(Dataset rows describing interfaces)
------------------------

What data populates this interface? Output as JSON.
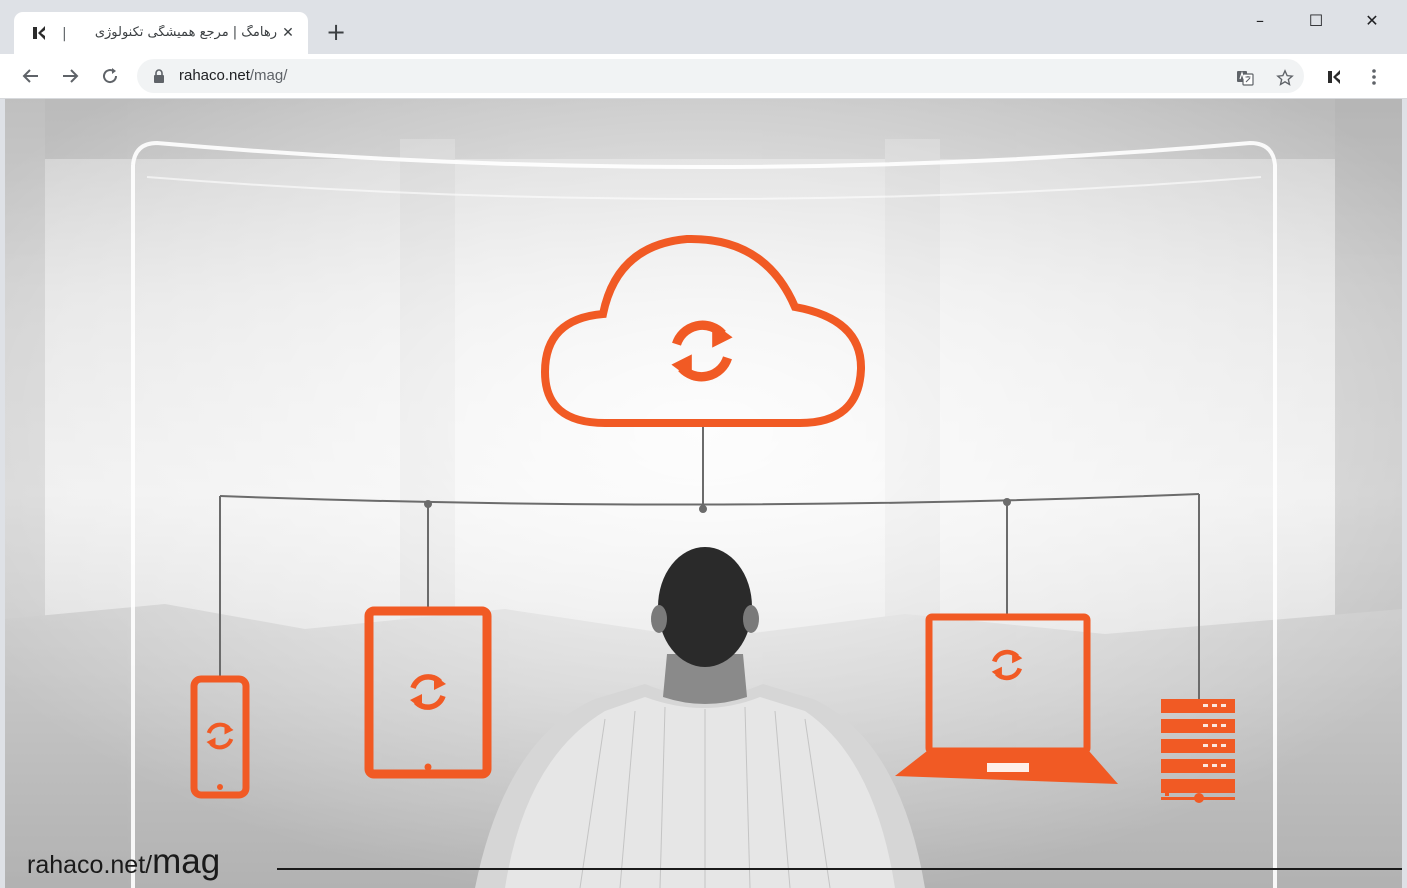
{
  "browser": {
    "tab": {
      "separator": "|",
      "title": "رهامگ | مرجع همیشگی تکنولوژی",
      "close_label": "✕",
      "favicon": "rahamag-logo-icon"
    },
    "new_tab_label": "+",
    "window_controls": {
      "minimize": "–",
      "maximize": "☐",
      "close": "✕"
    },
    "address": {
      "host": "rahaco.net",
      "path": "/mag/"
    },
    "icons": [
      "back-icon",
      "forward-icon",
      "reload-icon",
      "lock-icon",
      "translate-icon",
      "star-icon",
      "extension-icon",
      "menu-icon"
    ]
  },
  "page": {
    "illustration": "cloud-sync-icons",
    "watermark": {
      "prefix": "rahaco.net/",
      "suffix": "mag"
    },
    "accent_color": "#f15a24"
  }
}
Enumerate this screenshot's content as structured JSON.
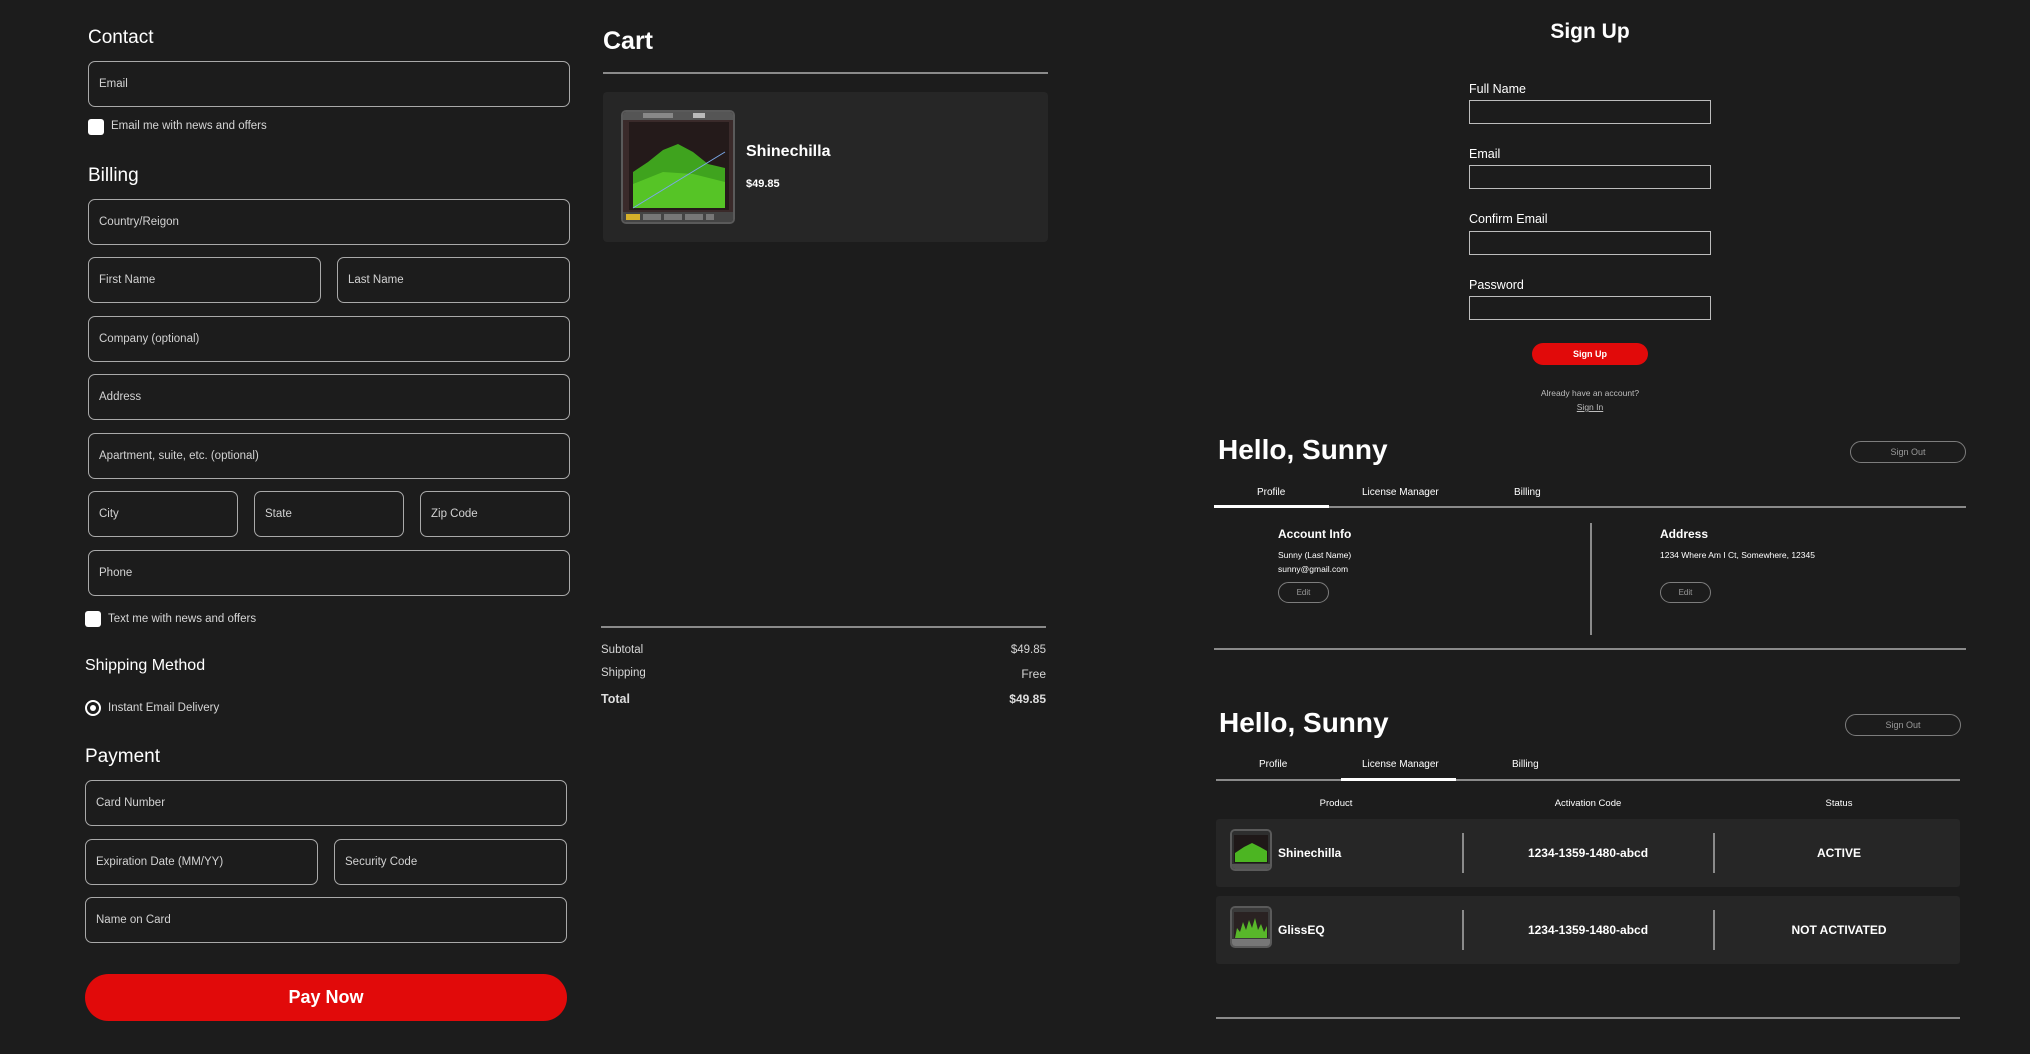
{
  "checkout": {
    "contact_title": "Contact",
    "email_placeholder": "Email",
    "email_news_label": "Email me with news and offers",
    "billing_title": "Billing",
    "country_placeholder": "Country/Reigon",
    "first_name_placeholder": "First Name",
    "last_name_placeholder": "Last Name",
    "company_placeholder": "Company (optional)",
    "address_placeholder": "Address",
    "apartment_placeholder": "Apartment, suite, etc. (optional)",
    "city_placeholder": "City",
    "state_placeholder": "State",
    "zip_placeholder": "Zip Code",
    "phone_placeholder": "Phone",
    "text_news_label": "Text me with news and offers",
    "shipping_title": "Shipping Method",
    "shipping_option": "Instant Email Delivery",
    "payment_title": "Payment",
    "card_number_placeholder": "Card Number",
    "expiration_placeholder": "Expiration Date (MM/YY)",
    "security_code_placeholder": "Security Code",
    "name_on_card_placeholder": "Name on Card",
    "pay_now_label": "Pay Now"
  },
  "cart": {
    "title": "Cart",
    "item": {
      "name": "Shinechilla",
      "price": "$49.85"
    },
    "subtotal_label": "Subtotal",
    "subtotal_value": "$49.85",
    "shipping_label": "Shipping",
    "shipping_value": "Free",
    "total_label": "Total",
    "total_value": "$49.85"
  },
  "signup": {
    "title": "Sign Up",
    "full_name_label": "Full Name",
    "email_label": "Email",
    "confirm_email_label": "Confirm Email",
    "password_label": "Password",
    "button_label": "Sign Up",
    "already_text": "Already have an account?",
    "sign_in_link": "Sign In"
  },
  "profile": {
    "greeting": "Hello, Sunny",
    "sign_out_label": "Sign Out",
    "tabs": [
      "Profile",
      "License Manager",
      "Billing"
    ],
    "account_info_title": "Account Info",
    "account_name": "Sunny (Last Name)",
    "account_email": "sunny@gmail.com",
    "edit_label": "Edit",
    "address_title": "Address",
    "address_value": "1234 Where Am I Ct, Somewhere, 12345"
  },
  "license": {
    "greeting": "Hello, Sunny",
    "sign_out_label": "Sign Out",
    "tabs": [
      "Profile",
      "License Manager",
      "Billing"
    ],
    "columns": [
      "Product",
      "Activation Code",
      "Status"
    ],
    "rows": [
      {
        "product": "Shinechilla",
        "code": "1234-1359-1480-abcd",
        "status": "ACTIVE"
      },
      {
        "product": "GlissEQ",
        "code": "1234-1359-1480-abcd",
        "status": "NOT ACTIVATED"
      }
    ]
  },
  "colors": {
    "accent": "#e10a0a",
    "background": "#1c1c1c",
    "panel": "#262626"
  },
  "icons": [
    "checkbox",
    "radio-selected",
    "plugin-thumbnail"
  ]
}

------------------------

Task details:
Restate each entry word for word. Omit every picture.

Completed task:
What data populates this interface? Output as JSON.
{
  "browser": {
    "tab": {
      "separator": "|",
      "title": "رهامگ | مرجع همیشگی تکنولوژی",
      "close_label": "✕",
      "favicon": "rahamag-logo-icon"
    },
    "new_tab_label": "+",
    "window_controls": {
      "minimize": "–",
      "maximize": "☐",
      "close": "✕"
    },
    "address": {
      "host": "rahaco.net",
      "path": "/mag/"
    },
    "icons": [
      "back-icon",
      "forward-icon",
      "reload-icon",
      "lock-icon",
      "translate-icon",
      "star-icon",
      "extension-icon",
      "menu-icon"
    ]
  },
  "page": {
    "illustration": "cloud-sync-icons",
    "watermark": {
      "prefix": "rahaco.net/",
      "suffix": "mag"
    },
    "accent_color": "#f15a24"
  }
}
Enumerate this screenshot's content as structured JSON.
{
  "checkout": {
    "contact_title": "Contact",
    "email_placeholder": "Email",
    "email_news_label": "Email me with news and offers",
    "billing_title": "Billing",
    "country_placeholder": "Country/Reigon",
    "first_name_placeholder": "First Name",
    "last_name_placeholder": "Last Name",
    "company_placeholder": "Company (optional)",
    "address_placeholder": "Address",
    "apartment_placeholder": "Apartment, suite, etc. (optional)",
    "city_placeholder": "City",
    "state_placeholder": "State",
    "zip_placeholder": "Zip Code",
    "phone_placeholder": "Phone",
    "text_news_label": "Text me with news and offers",
    "shipping_title": "Shipping Method",
    "shipping_option": "Instant Email Delivery",
    "payment_title": "Payment",
    "card_number_placeholder": "Card Number",
    "expiration_placeholder": "Expiration Date (MM/YY)",
    "security_code_placeholder": "Security Code",
    "name_on_card_placeholder": "Name on Card",
    "pay_now_label": "Pay Now"
  },
  "cart": {
    "title": "Cart",
    "item": {
      "name": "Shinechilla",
      "price": "$49.85"
    },
    "subtotal_label": "Subtotal",
    "subtotal_value": "$49.85",
    "shipping_label": "Shipping",
    "shipping_value": "Free",
    "total_label": "Total",
    "total_value": "$49.85"
  },
  "signup": {
    "title": "Sign Up",
    "full_name_label": "Full Name",
    "email_label": "Email",
    "confirm_email_label": "Confirm Email",
    "password_label": "Password",
    "button_label": "Sign Up",
    "already_text": "Already have an account?",
    "sign_in_link": "Sign In"
  },
  "profile": {
    "greeting": "Hello, Sunny",
    "sign_out_label": "Sign Out",
    "tabs": [
      "Profile",
      "License Manager",
      "Billing"
    ],
    "account_info_title": "Account Info",
    "account_name": "Sunny (Last Name)",
    "account_email": "sunny@gmail.com",
    "edit_label": "Edit",
    "address_title": "Address",
    "address_value": "1234 Where Am I Ct, Somewhere, 12345"
  },
  "license": {
    "greeting": "Hello, Sunny",
    "sign_out_label": "Sign Out",
    "tabs": [
      "Profile",
      "License Manager",
      "Billing"
    ],
    "columns": [
      "Product",
      "Activation Code",
      "Status"
    ],
    "rows": [
      {
        "product": "Shinechilla",
        "code": "1234-1359-1480-abcd",
        "status": "ACTIVE"
      },
      {
        "product": "GlissEQ",
        "code": "1234-1359-1480-abcd",
        "status": "NOT ACTIVATED"
      }
    ]
  },
  "colors": {
    "accent": "#e10a0a",
    "background": "#1c1c1c",
    "panel": "#262626"
  },
  "icons": [
    "checkbox",
    "radio-selected",
    "plugin-thumbnail"
  ]
}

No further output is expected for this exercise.